Retrospective analyses in patients with pulmonary hypertension indicate that maintaining sinus rhythm is associated with a reduction in clinical deterioration.62 Since beta-blockers and calcium channel antagonists may hamper RV contractility because of their negative inotropic effect, amiodarone should be used if antiarrhythmic medical therapy to maintain sinus rhythm is warranted. Class Ic antiarrhythmics, as well as sotalol and dronedarone, should not be used in structural heart disease. If medical therapy fails, AV synchronous pacing, with either the patient’s indwelling device or transvenous pacing wires may be considered.2

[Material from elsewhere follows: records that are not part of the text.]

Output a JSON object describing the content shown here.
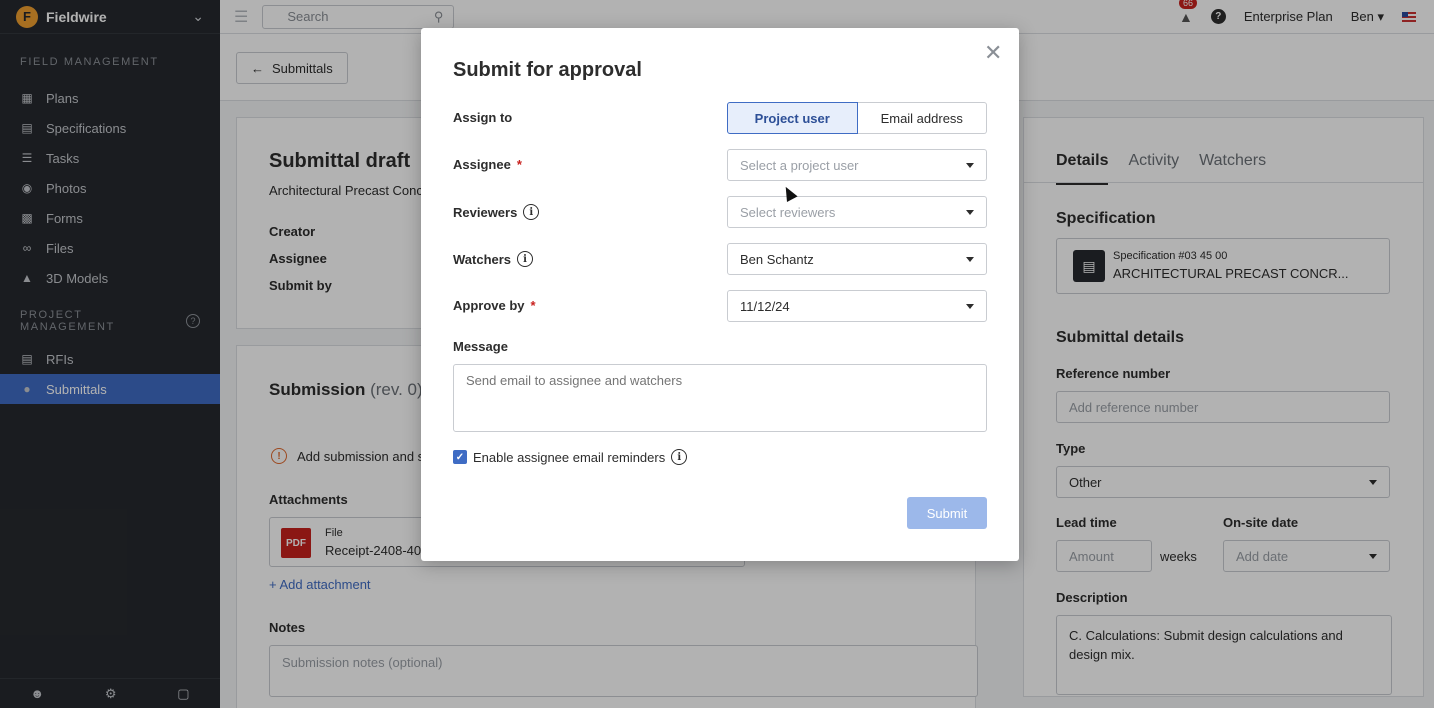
{
  "app": {
    "name": "Fieldwire"
  },
  "sidebar": {
    "field_management_title": "FIELD MANAGEMENT",
    "field_items": [
      {
        "label": "Plans",
        "icon": "plans-icon"
      },
      {
        "label": "Specifications",
        "icon": "specifications-icon"
      },
      {
        "label": "Tasks",
        "icon": "tasks-icon"
      },
      {
        "label": "Photos",
        "icon": "camera-icon"
      },
      {
        "label": "Forms",
        "icon": "forms-icon"
      },
      {
        "label": "Files",
        "icon": "paperclip-icon"
      },
      {
        "label": "3D Models",
        "icon": "cube-icon"
      }
    ],
    "project_management_title": "PROJECT MANAGEMENT",
    "project_items": [
      {
        "label": "RFIs",
        "icon": "rfi-icon"
      },
      {
        "label": "Submittals",
        "icon": "submittals-icon",
        "active": true
      }
    ]
  },
  "topbar": {
    "search_placeholder": "Search",
    "notifications_count": "66",
    "plan_label": "Enterprise Plan",
    "user_label": "Ben"
  },
  "page": {
    "back_label": "Submittals",
    "draft_title": "Submittal draft",
    "draft_subtitle": "Architectural Precast Conc",
    "creator_label": "Creator",
    "assignee_label": "Assignee",
    "submit_by_label": "Submit by",
    "submission_title": "Submission",
    "submission_rev": "(rev. 0)",
    "warning_text": "Add submission and su",
    "attachments_label": "Attachments",
    "file_type": "File",
    "file_name": "Receipt-2408-40",
    "pdf_tag": "PDF",
    "add_attachment": "+ Add attachment",
    "notes_label": "Notes",
    "notes_placeholder": "Submission notes (optional)"
  },
  "details_panel": {
    "tabs": [
      "Details",
      "Activity",
      "Watchers"
    ],
    "spec_heading": "Specification",
    "spec_number": "Specification #03 45 00",
    "spec_name": "ARCHITECTURAL PRECAST CONCR...",
    "submittal_details_heading": "Submittal details",
    "reference_label": "Reference number",
    "reference_placeholder": "Add reference number",
    "type_label": "Type",
    "type_value": "Other",
    "lead_time_label": "Lead time",
    "lead_time_placeholder": "Amount",
    "lead_time_unit": "weeks",
    "onsite_label": "On-site date",
    "onsite_placeholder": "Add date",
    "description_label": "Description",
    "description_value": "C. Calculations:  Submit design calculations and design mix."
  },
  "modal": {
    "title": "Submit for approval",
    "assign_to_label": "Assign to",
    "assign_options": [
      "Project user",
      "Email address"
    ],
    "assign_selected": "Project user",
    "assignee_label": "Assignee",
    "assignee_placeholder": "Select a project user",
    "reviewers_label": "Reviewers",
    "reviewers_placeholder": "Select reviewers",
    "watchers_label": "Watchers",
    "watchers_value": "Ben Schantz",
    "approve_by_label": "Approve by",
    "approve_by_value": "11/12/24",
    "message_label": "Message",
    "message_placeholder": "Send email to assignee and watchers",
    "reminder_label": "Enable assignee email reminders",
    "reminder_checked": true,
    "submit_label": "Submit",
    "required_mark": "*"
  },
  "colors": {
    "sidebar_bg": "#26292e",
    "accent": "#3f6cc4",
    "submit_disabled": "#9cb8ea",
    "badge": "#c8211e",
    "warning": "#e0692e"
  }
}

The interplay of the right and left ventricles, sharing their interventricular septum and competing for the limited space within the pericardium, leads to ventricular interdependence.33 Consequently, the loss of synchronous ventricular contraction is associated with a significant deterioration of RV contractile force. Notably, cardiac resynchronisation therapy (CRT) is standard care in patients with heart failure with reduced LV ejection fraction (HFrEF) and a wide QRS complex (>130 ms), and serves to resynchronise LV contraction. Many patients with HFrEF also have reduced RV function, either as a consequence of increased RV afterload (post-capillary pulmonary hypertension) or secondary to a cardiomyopathy affecting both ventricles.33
Because of anatomical and technical obstacles (difficult reliable assessment of RV function and the absence of an epicardial RV venous system for safe lead placement) and as RV function has gained attention only in recent years, very limited data on isolated right cardiac resynchronisation exist. However, though scarce, there are data on the interplay of LV resynchronisation and RV function. Indeed, reverse LV remodelling is associated with reduced RV afterload.63
Not surprisingly, several observational studies have demonstrated significant improvement in RV function after CRT.64 Similarly, CRT was associated with significant improvement of RV fractional area change in a post-hoc analysis of the Multicenter Automatic Defibrillator Implantation Trial With Cardiac Resynchronization Therapy trial (MADIT-CRT).65 However, no such effect was observed in a post-hoc analyses of the REsyncronization reVErses Remodeling in Systolic left vEntricular dysfunction (REVERSE) and Cardiac Resynchronization-Heart Failure (CARE-HF) trials, which used TAPSE to assess RV function.66,67 Of note, TAPSE is mainly influenced by longitudinal movement of the RV free wall and may underestimate the contribution of the interventricular septum and outflow tract. Importantly, both observational studies and post-hoc analyses of randomised clinical trials may serve only to generate hypotheses and do not allow reliable conclusions. The value of left cardiac resynchronisation in isolated RV failure is unknown.
Similarly, data on the prevalence of sudden cardiac death (SCD) in isolated RV failure are scarce, at best. It is therefore not surprising that current guidelines do not recommend ICD therapy for primary prevention of SCD in patients with isolated RV failure.68 An exemption is patients with arrhythmogenic RV cardiomyopathy, in whom, if certain risk factors for SCD are present, an ICD for primary prevention of SCD may be considered (IIb; level of evidence C). In cases of secondary prevention, on the other hand, after documented haemodynamically relevant ventricular tachycardia or following survived SCD, and after secondary causes have been excluded, ICD therapy is recommended, regardless of right or left ventricular function.
The assessment of RV failure should consider the anatomical and physiological particularities of the RV and include appropriate imaging techniques to understand the underlying pathophysiological mechanisms.
Treatment should include rapid optimisation of volume status, restoration of perfusion pressure, and improvement of myocardial contractility and rhythm and, in case of refractory RV failure, mechanical circulatory support.